| Try it |
Every line with "JSON" in it should be copied from the data.

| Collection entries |
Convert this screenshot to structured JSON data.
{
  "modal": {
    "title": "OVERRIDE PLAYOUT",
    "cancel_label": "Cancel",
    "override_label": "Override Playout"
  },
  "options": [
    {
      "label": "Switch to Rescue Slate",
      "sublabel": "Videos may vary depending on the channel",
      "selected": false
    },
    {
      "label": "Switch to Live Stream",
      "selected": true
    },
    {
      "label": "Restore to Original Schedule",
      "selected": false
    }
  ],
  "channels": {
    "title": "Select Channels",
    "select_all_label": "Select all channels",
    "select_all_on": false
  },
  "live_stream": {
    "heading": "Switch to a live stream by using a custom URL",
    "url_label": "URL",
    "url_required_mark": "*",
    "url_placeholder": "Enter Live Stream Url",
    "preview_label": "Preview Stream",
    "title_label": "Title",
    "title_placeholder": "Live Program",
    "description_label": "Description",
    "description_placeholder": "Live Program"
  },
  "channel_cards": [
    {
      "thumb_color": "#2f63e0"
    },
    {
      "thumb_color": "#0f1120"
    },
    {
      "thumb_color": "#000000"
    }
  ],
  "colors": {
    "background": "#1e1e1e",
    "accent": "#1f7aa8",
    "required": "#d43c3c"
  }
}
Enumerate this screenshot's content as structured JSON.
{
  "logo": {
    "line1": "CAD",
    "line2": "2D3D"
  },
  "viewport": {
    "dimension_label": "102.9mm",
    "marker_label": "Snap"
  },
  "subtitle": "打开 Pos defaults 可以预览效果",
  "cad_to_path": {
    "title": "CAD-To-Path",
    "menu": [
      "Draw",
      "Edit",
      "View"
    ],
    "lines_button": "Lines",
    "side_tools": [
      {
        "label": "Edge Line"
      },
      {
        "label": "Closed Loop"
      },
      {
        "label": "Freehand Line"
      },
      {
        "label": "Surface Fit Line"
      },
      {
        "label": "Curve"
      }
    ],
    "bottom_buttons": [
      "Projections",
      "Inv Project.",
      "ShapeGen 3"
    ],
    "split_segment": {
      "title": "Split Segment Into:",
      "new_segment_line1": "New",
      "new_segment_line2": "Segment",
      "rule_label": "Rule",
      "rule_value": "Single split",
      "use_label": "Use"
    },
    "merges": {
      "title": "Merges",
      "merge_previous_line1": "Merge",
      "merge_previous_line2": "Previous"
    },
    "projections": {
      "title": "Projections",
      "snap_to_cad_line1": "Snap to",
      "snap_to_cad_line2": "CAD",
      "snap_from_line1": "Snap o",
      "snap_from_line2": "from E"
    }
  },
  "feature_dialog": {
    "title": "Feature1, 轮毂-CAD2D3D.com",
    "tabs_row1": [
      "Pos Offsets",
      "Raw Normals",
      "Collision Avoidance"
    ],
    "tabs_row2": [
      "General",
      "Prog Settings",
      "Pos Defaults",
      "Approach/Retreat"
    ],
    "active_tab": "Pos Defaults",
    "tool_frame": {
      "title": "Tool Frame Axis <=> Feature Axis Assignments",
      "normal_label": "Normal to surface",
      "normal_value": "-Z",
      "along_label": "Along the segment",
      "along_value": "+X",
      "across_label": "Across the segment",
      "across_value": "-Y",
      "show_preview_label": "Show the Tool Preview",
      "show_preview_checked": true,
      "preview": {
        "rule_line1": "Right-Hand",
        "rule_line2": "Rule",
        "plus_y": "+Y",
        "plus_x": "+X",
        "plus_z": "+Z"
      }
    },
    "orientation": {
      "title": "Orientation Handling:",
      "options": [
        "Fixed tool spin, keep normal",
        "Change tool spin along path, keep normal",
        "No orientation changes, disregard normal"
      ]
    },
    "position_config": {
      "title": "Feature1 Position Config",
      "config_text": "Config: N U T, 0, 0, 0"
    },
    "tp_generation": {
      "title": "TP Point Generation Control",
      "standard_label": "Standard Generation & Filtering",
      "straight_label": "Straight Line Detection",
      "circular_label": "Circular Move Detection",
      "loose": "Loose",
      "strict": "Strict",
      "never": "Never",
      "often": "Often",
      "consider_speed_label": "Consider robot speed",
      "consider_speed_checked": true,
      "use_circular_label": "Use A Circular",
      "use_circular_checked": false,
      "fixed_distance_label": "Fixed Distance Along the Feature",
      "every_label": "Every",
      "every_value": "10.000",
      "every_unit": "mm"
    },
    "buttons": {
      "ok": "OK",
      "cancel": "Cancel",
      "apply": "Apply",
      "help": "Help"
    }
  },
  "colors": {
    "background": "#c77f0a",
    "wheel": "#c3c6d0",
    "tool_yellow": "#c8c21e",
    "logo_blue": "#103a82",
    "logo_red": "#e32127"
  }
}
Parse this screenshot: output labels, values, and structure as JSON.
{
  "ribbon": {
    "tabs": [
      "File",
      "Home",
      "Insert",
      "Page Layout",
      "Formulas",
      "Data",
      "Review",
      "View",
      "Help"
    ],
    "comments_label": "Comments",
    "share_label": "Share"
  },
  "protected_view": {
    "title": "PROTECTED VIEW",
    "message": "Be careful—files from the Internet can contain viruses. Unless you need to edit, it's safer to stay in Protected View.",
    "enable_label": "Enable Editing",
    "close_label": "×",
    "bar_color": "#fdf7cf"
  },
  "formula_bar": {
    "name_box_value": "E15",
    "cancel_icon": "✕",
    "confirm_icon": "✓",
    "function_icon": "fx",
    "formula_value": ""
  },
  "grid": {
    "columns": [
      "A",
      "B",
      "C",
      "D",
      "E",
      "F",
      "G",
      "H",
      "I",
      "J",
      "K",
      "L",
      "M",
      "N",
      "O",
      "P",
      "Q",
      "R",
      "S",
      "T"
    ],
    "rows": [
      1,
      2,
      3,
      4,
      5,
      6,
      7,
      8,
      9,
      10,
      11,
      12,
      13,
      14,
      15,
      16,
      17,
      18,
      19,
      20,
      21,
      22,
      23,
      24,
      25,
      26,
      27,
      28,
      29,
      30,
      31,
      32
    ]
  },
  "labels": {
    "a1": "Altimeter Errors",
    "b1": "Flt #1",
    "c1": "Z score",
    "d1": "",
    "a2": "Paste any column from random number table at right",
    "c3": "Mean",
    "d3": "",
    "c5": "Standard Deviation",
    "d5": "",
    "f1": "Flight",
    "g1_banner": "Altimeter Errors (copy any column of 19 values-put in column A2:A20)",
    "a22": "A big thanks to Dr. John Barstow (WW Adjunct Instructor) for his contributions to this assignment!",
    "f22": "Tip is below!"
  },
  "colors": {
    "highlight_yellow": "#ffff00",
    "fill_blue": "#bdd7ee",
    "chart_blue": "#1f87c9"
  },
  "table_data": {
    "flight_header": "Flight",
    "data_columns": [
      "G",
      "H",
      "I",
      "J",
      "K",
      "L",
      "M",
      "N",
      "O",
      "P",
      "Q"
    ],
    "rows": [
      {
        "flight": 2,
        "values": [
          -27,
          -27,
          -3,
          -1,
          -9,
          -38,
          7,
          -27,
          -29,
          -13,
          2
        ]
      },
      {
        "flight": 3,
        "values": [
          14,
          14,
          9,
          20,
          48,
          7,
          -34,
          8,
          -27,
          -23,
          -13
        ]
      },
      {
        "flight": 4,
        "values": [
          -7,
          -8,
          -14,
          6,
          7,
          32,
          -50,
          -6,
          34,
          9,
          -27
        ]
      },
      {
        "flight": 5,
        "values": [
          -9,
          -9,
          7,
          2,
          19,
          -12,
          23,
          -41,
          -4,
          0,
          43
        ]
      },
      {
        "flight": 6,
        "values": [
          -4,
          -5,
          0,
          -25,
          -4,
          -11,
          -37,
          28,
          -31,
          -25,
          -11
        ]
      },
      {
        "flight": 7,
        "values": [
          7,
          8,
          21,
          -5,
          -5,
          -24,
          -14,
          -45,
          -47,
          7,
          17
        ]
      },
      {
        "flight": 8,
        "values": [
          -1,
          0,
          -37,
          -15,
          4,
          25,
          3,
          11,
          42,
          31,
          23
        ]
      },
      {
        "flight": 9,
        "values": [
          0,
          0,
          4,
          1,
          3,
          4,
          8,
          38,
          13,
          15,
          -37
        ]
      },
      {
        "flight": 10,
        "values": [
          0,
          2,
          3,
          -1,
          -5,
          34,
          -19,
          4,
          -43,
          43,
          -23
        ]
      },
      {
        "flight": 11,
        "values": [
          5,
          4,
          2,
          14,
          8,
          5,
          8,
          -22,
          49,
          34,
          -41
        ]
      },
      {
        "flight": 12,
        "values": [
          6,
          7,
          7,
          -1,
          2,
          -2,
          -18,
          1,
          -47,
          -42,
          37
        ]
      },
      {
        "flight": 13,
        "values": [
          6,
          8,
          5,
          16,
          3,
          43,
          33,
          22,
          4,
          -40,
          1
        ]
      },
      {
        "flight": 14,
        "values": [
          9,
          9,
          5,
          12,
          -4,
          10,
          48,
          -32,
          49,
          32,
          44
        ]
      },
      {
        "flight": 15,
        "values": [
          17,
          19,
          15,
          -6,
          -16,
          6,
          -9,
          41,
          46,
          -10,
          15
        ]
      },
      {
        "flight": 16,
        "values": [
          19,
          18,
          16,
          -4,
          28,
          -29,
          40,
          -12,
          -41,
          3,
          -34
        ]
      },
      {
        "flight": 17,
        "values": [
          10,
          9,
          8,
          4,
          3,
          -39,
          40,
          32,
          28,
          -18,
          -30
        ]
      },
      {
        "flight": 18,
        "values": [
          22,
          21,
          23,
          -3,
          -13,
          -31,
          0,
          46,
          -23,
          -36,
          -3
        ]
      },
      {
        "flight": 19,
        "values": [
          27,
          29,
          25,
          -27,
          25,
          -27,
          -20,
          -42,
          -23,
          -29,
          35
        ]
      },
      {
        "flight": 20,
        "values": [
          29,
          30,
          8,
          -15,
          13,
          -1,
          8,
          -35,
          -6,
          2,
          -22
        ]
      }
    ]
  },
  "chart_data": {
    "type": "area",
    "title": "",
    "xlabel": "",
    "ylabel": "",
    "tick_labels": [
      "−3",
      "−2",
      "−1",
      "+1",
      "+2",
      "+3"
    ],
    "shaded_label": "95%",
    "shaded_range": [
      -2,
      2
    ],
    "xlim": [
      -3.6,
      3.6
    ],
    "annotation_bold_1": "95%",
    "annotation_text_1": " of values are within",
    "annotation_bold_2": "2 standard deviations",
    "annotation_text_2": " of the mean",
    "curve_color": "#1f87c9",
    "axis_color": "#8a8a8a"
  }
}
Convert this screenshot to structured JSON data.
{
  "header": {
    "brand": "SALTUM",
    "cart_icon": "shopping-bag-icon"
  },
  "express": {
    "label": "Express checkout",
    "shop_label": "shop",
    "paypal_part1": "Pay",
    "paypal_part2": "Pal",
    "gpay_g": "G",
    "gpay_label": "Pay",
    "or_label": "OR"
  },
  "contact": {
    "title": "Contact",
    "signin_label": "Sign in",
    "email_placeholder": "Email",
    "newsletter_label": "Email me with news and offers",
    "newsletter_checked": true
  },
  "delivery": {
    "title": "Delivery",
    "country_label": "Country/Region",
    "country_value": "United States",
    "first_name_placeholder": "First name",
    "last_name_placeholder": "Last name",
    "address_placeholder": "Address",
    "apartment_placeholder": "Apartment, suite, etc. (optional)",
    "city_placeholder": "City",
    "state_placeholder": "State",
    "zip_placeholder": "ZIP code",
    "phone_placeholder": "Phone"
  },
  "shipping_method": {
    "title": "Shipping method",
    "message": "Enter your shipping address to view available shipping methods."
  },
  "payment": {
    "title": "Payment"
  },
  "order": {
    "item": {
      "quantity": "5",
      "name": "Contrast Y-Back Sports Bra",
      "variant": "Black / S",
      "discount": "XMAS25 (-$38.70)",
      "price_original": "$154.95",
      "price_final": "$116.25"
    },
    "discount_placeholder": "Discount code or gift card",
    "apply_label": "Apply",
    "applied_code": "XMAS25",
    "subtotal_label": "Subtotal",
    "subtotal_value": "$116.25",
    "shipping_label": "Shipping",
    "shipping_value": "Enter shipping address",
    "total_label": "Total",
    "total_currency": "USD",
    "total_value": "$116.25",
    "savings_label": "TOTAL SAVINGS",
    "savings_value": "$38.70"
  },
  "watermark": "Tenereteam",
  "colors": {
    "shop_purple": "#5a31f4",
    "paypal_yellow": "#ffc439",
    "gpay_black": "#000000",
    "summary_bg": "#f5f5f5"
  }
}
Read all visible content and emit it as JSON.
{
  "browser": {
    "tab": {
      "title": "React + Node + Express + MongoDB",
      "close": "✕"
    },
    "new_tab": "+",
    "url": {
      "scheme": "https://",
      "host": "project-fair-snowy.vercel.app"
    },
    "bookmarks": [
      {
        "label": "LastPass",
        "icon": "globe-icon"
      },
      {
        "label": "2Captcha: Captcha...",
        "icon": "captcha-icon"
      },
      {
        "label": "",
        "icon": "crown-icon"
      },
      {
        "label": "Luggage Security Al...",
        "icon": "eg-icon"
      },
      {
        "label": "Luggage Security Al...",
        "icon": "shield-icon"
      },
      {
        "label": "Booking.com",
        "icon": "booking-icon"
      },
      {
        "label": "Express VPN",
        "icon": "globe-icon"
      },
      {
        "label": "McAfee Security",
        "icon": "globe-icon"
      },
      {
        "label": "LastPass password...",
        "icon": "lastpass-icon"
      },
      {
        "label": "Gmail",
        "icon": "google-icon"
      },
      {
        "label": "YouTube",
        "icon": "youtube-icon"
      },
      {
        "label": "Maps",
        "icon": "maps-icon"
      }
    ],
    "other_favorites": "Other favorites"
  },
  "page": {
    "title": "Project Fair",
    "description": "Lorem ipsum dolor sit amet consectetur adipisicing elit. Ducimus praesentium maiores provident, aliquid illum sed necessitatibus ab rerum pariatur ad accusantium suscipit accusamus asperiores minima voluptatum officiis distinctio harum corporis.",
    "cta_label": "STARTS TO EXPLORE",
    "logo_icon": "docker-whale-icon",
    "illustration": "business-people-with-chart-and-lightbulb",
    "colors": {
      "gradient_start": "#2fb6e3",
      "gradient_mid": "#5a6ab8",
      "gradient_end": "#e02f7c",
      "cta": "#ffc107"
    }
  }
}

| Answer for this exercise |
Convert this screenshot to structured JSON data.
Enumerate this screenshot's content as structured JSON.
Parse this screenshot: output labels, values, and structure as JSON.
Convert this screenshot to structured JSON data.
Read all visible content and emit it as JSON.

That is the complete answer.